--- DATASET EXTRACT ---

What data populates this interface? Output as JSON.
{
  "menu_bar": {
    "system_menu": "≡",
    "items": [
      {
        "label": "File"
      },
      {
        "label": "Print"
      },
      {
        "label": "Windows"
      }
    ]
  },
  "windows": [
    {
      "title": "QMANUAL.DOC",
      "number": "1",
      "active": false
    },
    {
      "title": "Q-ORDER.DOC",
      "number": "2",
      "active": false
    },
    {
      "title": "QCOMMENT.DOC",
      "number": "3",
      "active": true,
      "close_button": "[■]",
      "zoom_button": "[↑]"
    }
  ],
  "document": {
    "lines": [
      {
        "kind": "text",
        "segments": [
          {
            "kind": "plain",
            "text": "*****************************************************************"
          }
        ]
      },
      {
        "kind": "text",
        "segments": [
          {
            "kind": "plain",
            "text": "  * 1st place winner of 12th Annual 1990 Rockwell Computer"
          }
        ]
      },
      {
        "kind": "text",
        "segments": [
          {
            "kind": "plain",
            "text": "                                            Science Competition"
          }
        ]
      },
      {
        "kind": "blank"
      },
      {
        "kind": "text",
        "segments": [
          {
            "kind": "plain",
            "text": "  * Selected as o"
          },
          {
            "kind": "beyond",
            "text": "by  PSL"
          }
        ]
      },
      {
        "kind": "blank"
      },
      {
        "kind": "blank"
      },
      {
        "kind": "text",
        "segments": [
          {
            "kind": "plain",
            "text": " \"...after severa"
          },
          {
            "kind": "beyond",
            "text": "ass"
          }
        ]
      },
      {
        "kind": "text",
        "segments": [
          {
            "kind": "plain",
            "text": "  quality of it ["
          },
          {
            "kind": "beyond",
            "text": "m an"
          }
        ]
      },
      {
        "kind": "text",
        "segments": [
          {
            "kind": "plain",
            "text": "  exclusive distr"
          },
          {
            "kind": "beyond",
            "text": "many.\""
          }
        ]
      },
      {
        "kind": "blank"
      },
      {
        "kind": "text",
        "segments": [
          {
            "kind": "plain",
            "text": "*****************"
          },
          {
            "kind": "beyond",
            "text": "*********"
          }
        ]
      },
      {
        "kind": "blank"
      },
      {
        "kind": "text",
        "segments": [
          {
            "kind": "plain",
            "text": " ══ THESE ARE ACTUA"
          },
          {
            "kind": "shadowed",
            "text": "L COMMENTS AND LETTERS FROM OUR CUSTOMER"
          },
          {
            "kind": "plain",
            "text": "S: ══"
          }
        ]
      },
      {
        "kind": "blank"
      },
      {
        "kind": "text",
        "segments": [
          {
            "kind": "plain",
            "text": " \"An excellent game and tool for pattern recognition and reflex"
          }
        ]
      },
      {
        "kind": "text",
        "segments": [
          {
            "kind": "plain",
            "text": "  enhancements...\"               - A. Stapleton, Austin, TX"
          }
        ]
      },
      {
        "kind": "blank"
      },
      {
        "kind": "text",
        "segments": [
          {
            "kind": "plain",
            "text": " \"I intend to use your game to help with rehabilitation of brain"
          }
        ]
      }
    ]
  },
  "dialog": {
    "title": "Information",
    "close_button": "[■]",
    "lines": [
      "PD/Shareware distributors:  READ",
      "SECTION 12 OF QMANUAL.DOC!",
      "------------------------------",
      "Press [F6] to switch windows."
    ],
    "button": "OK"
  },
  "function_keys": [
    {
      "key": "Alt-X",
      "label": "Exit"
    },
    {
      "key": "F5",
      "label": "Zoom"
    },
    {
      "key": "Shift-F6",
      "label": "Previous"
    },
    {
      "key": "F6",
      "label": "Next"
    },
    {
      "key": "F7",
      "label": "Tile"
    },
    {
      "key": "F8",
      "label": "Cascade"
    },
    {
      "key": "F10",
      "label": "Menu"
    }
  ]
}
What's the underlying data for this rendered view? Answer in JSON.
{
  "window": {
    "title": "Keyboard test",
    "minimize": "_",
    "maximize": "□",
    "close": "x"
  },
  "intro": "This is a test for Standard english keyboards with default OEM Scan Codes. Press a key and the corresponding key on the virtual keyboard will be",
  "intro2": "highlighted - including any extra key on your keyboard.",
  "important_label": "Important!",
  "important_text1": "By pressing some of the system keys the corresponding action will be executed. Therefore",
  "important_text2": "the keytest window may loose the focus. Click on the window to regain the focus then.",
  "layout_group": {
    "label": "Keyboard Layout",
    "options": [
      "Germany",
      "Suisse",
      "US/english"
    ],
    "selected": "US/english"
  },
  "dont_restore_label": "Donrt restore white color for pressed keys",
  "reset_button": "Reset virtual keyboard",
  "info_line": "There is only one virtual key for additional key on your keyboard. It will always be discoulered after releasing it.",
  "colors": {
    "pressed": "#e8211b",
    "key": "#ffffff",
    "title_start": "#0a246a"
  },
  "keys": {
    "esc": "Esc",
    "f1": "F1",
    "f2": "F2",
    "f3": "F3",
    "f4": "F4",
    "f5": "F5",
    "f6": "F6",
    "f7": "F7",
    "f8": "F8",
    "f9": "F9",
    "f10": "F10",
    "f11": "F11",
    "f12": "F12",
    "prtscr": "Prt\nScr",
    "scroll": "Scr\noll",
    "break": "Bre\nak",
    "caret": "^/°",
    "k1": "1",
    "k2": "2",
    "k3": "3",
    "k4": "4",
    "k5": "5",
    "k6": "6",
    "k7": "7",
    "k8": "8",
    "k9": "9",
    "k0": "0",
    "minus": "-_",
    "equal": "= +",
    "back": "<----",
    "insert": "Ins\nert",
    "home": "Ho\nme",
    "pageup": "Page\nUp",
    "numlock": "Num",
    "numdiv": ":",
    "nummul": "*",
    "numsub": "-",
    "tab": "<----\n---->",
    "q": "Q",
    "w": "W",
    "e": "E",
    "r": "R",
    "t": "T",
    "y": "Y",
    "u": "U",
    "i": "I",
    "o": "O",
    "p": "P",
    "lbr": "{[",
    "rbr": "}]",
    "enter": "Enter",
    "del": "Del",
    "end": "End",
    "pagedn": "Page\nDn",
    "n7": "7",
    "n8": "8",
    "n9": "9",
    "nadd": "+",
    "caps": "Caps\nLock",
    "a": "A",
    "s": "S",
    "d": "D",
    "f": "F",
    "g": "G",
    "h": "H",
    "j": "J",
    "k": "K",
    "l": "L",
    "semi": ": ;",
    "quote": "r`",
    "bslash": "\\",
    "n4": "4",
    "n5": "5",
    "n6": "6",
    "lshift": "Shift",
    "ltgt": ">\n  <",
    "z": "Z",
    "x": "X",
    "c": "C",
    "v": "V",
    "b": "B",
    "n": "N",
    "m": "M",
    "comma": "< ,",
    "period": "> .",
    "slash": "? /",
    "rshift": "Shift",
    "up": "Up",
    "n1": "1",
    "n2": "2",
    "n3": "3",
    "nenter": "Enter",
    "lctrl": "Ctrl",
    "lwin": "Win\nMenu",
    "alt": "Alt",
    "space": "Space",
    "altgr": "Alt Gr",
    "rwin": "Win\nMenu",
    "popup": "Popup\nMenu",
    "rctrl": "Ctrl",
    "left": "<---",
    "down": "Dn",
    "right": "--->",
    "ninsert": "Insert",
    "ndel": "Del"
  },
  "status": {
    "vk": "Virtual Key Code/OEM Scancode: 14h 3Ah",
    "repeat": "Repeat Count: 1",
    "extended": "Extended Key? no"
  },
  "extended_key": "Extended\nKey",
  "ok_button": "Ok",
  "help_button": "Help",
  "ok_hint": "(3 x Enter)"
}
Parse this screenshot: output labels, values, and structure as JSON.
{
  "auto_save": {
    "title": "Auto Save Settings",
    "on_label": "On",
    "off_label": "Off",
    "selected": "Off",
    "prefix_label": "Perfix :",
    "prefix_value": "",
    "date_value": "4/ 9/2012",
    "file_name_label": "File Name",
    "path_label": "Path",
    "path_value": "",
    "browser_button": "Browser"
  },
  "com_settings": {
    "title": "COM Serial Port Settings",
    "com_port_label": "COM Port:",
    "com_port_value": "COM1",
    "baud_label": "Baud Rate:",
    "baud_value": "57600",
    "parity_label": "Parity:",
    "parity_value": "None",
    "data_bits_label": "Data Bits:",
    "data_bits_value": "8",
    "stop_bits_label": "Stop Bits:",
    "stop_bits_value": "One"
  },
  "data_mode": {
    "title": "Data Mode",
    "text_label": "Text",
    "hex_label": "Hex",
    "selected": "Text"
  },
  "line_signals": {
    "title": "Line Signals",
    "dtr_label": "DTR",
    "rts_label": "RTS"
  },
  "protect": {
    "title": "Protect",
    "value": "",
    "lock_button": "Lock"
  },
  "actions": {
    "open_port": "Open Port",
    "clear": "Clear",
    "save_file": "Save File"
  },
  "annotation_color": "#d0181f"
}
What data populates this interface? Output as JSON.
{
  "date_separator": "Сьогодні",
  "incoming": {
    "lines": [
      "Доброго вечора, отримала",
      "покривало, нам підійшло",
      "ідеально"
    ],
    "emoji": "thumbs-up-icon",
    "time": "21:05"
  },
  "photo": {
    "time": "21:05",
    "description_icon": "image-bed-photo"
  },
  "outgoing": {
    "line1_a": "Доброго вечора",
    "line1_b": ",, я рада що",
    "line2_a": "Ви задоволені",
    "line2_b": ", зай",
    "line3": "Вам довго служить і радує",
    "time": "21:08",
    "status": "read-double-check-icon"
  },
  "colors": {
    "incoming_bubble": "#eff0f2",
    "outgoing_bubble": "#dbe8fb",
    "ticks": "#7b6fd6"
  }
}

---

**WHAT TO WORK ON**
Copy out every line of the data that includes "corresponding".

**OUTPUT FOR THIS EXERCISE**
  "intro": "This is a test for Standard english keyboards with default OEM Scan Codes. Press a key and the corresponding key on the virtual keyboard will be",
  "important_text1": "By pressing some of the system keys the corresponding action will be executed. Therefore",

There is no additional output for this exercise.